● **TASK DETAILS**: The expected output is a copy of every line in the records with the string "Server".

== LISTED RECORDS

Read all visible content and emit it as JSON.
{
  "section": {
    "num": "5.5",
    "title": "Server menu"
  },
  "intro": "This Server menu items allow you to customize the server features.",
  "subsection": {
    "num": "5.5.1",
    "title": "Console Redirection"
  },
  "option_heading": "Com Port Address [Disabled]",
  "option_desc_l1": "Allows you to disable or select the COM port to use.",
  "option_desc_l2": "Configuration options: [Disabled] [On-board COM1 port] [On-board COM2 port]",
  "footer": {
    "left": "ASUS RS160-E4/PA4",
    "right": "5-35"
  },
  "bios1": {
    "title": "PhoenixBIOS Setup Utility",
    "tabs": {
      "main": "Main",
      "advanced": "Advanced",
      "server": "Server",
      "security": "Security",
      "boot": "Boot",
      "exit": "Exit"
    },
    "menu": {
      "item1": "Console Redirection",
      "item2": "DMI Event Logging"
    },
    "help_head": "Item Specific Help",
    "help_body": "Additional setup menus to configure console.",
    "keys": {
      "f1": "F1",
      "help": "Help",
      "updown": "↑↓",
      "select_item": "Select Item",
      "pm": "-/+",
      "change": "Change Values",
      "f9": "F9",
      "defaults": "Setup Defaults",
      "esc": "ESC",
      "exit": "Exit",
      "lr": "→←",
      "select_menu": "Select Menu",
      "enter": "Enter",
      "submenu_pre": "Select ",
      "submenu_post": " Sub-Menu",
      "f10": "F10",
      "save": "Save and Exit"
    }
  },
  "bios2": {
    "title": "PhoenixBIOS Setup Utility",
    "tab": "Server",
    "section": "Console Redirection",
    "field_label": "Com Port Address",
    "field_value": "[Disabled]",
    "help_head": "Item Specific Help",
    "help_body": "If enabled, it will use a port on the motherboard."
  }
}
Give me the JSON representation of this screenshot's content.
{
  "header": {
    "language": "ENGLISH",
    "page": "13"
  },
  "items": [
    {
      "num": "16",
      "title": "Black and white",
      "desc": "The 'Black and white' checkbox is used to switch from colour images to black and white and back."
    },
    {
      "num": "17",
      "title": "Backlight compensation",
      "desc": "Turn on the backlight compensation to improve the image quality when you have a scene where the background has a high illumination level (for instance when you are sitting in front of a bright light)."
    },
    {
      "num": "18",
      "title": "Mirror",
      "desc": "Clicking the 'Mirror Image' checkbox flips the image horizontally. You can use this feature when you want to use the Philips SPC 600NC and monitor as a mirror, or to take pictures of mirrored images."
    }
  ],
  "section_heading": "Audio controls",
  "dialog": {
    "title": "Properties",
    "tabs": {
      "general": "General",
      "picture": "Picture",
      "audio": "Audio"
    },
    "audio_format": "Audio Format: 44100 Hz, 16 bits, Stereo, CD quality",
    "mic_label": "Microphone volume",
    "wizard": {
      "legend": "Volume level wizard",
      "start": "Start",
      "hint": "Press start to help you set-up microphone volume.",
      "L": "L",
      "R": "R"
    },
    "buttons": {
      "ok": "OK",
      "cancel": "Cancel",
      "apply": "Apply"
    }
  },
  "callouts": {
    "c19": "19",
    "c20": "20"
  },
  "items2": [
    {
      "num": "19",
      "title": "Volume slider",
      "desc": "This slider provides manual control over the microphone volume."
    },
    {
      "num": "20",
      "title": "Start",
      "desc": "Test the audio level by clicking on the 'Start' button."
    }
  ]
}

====

● **REPLY**:
    "title": "Server menu"
  "intro": "This Server menu items allow you to customize the server features.",
      "server": "Server",
    "tab": "Server",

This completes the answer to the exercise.